Building on its roots in human resources software, PeopleSoft this week is introducing products aimed to help customers more efficiently train, cultivate and compensate their workforce.
The Pleasanton, Calif. company will debut its Human Capital Management (HCM) suite, plus additions to its customer relationship management (CRM) lineup, at its Leadership Summit 2002 in Las Vegas. PeopleSoft expects to draw 3,000 attendees to the show.
The HCM suite features three new modules, due to be delivered in the second half of this year and early next year. Enterprise Learning is for the management of training resources, including on-site, third-party and distance-learning sources. With the software, employees can see available training opportunities, and managers can track which employees need training and what training has been completed. Future versions will expand training management features to business partners, says Jenni Lehman, vice president of product strategy for PeopleSoft's HCM division.
Performance Management lets supervisors set employee objectives and then track those objectives. Employees, too, can use the application to see if they're meeting managers' expectations.
With the Enterprise Incentive Management module, companies can automate complex compensation plans. Managers can lay out strategies to reward employees, and employees can calculate anticipated commissions, for example. The first release is focused on sales incentive compensation, Lehman says.
Clint Mahlman, vice president of human resources and distribution for London Drugs, is anxious to get his hands on the new applications. In particular, the Canadian drugstore chain is looking for more collaborative performance management tools so managers and employees can easily share and track performance expectations, making sure those expectations are aligned with corporate goals, Mahlman says. "Not too many companies can offer that alignment piece, and I think PeopleSoft is heading in that direction," he says.
Mahlman says people are London Drugs' greatest asset, and as such, he wants to be able to manage that pool of talent like any other corporate asset. The drugstore chain, which has 55 drugstores across Alberta and British Columbia, has been a PeopleSoft user since 2000 and upgraded this year to the Internet-based versions of PeopleSoft's financials, payroll and human resources software. "Especially in retail, with many units spread over a geographic area, the Internet architecture makes a lot of sense," Mahlman says.
Also bundled in the new HCM suite are PeopleSoft's existing human resources products, which include benefits administration, payroll, and time and labor applications; tools for self-service access; and built-in analytic features.

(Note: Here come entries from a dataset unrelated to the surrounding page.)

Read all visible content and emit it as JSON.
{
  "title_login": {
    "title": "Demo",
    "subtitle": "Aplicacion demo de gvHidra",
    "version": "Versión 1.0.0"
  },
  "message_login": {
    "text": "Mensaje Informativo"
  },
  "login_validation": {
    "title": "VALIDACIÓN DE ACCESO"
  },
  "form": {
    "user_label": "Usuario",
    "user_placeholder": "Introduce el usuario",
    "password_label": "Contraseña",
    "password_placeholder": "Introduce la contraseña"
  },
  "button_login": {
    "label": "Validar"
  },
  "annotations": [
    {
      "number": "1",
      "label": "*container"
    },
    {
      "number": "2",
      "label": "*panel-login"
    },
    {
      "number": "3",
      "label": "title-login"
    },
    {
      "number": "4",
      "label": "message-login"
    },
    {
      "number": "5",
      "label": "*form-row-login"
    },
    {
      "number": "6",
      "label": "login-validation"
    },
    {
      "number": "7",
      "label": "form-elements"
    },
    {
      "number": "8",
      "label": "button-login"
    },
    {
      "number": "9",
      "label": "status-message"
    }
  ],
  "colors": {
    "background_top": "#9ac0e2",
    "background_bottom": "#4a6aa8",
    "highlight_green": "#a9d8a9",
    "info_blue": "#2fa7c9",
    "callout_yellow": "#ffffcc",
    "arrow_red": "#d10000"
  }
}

In CRM, PeopleSoft will announce software for companies in four vertical industries: government, insurance, high tech and energy. CRM for Government is due in the third quarter. The other three vertical applications will follow sometime after that, PeopleSoft CTO Rick Bergquist says.
The new CRM vertical applications are in addition to two announced earlier this year: CRM for Financial Services and CRM for Communications.

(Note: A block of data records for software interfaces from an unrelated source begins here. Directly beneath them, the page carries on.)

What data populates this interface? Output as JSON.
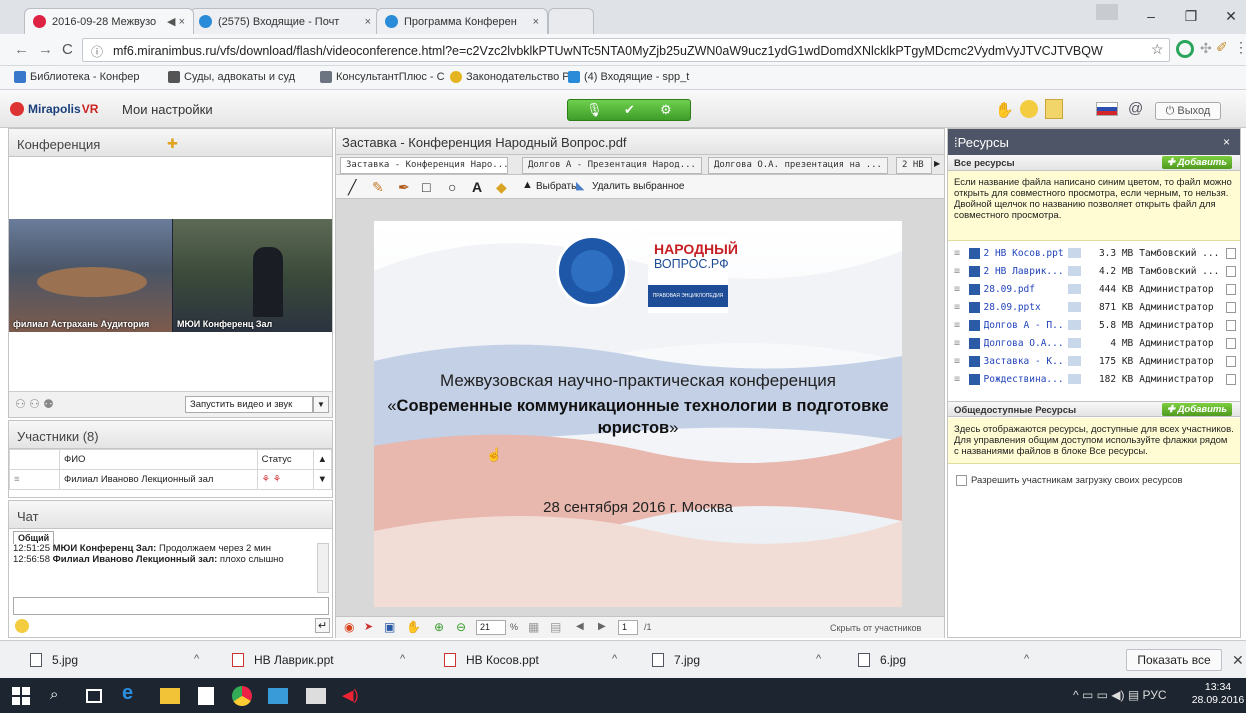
{
  "browser": {
    "tabs": [
      {
        "label": "2016-09-28 Межвузо",
        "active": true
      },
      {
        "label": "(2575) Входящие - Почт"
      },
      {
        "label": "Программа Конферен"
      }
    ],
    "url": "mf6.miranimbus.ru/vfs/download/flash/videoconference.html?e=c2Vzc2lvbklkPTUwNTc5NTA0MyZjb25uZWN0aW9ucz1ydG1wdDomdXNlcklkPTgyMDcmc2VydmVyJTVCJTVBQW",
    "bookmarks": [
      "Библиотека - Конфер",
      "Суды, адвокаты и суд",
      "КонсультантПлюс - С",
      "Законодательство Ро",
      "(4) Входящие - spp_t"
    ]
  },
  "app": {
    "logo_brand": "Mirapolis",
    "logo_suffix": "VR",
    "settings_label": "Мои настройки",
    "exit_label": "Выход"
  },
  "conference": {
    "title": "Конференция",
    "videos": [
      {
        "label": "филиал Астрахань Аудитория"
      },
      {
        "label": "МЮИ Конференц Зал"
      }
    ],
    "start_label": "Запустить видео и звук"
  },
  "participants": {
    "title": "Участники (8)",
    "col_name": "ФИО",
    "col_status": "Статус",
    "rows": [
      {
        "name": "Филиал Иваново Лекционный зал"
      }
    ]
  },
  "chat": {
    "title": "Чат",
    "tab": "Общий",
    "messages": [
      {
        "time": "12:51:25",
        "author": "МЮИ Конференц Зал:",
        "text": "Продолжаем через 2 мин"
      },
      {
        "time": "12:56:58",
        "author": "Филиал Иваново Лекционный зал:",
        "text": "плохо слышно"
      }
    ]
  },
  "presentation": {
    "title": "Заставка - Конференция Народный Вопрос.pdf",
    "doc_tabs": [
      "Заставка - Конференция Наро...",
      "Долгов А - Презентация Народ...",
      "Долгова О.А. презентация на ...",
      "2 НВ"
    ],
    "tools": {
      "select": "Выбрать",
      "delete": "Удалить выбранное"
    },
    "slide": {
      "brand_line1": "НАРОДНЫЙ",
      "brand_line2": "ВОПРОС.РФ",
      "brand_sub": "ПРАВОВАЯ ЭНЦИКЛОПЕДИЯ",
      "line1": "Межвузовская научно-практическая конференция",
      "quote_open": "«",
      "line2": "Современные коммуникационные технологии в подготовке юристов",
      "quote_close": "»",
      "date": "28 сентября 2016 г. Москва"
    },
    "zoom": "21",
    "zoom_unit": "%",
    "page": "1",
    "page_total": "/1",
    "hide_label": "Скрыть от участников"
  },
  "resources": {
    "title": "Ресурсы",
    "all_title": "Все ресурсы",
    "add_label": "Добавить",
    "info": "Если название файла написано синим цветом, то файл можно открыть для совместного просмотра, если черным, то нельзя. Двойной щелчок по названию позволяет открыть файл для совместного просмотра.",
    "files": [
      {
        "name": "2 НВ Косов.ppt",
        "size": "3.3 MB",
        "owner": "Тамбовский ..."
      },
      {
        "name": "2 НВ Лаврик...",
        "size": "4.2 MB",
        "owner": "Тамбовский ..."
      },
      {
        "name": "28.09.pdf",
        "size": "444 KB",
        "owner": "Администратор"
      },
      {
        "name": "28.09.pptx",
        "size": "871 KB",
        "owner": "Администратор"
      },
      {
        "name": "Долгов А - П...",
        "size": "5.8 MB",
        "owner": "Администратор"
      },
      {
        "name": "Долгова О.А...",
        "size": "4 MB",
        "owner": "Администратор"
      },
      {
        "name": "Заставка - К...",
        "size": "175 KB",
        "owner": "Администратор"
      },
      {
        "name": "Рождествина...",
        "size": "182 KB",
        "owner": "Администратор"
      }
    ],
    "public_title": "Общедоступные Ресурсы",
    "public_info": "Здесь отображаются ресурсы, доступные для всех участников. Для управления общим доступом используйте флажки рядом с названиями файлов в блоке Все ресурсы.",
    "allow_upload": "Разрешить участникам загрузку своих ресурсов"
  },
  "downloads": {
    "items": [
      "5.jpg",
      "НВ Лаврик.ppt",
      "НВ Косов.ppt",
      "7.jpg",
      "6.jpg"
    ],
    "show_all": "Показать все"
  },
  "taskbar": {
    "lang": "РУС",
    "time": "13:34",
    "date": "28.09.2016"
  },
  "colors": {
    "accent_green": "#3e9d28",
    "link_blue": "#2244bb",
    "info_yellow": "#fffbd2",
    "resources_header": "#4d5566"
  }
}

Vertically-focused CRM applications are a strength of CRM market leader Siebel Systems Inc. Since revamping its software to a Web-based architecture, Siebel has readied specialized applications for 20 industries, including recent releases for wireless communications, media, oil and gas, medical products, chemicals, retail, and travel and hospitality.
PeopleSoft's software runs on Windows NT/2000, Linux and assorted flavors of Unix. The company would not disclose pricing.
Also at the summit, PeopleSoft will showcase Version 8.4 of its software family, which began shipping late last month and includes several new modules.
CRM 8.4 adds Mobile Sales and Mobile FieldService modules, which provide for disconnected access so users on the road can get to customer information; Quality Management, which handles the process of tracking product defects and enhancement requests; and Collaborative Selling, a module for automating the sales process from product configuration to pricing, quoting and order capture. The Collaborative Selling module includes self-service tools so customers and partners can track orders and services data.
PeopleSoft added two modules to its supplier relationship management suite. Trading Partner Management covers tools for recruiting and registering business partners, collaborating with partners, and tracking partners' performance. The Strategic Sourcing module includes tools for streamlining the buying of goods and services. Companies can automate requests for quotes and proposal, conduct auctions in real time, and award contracts and purchase orders, for example.
In its Enterprise Portal suite, the highlight of Version 8.4 is Context Manager. This feature links content to specific processes so that as users accomplish certain tasks, the software presents relevant content. For example, if someone books a flight through a PeopleSoft travel and expense application, the portal could push content about related travel advisories or weather conditions.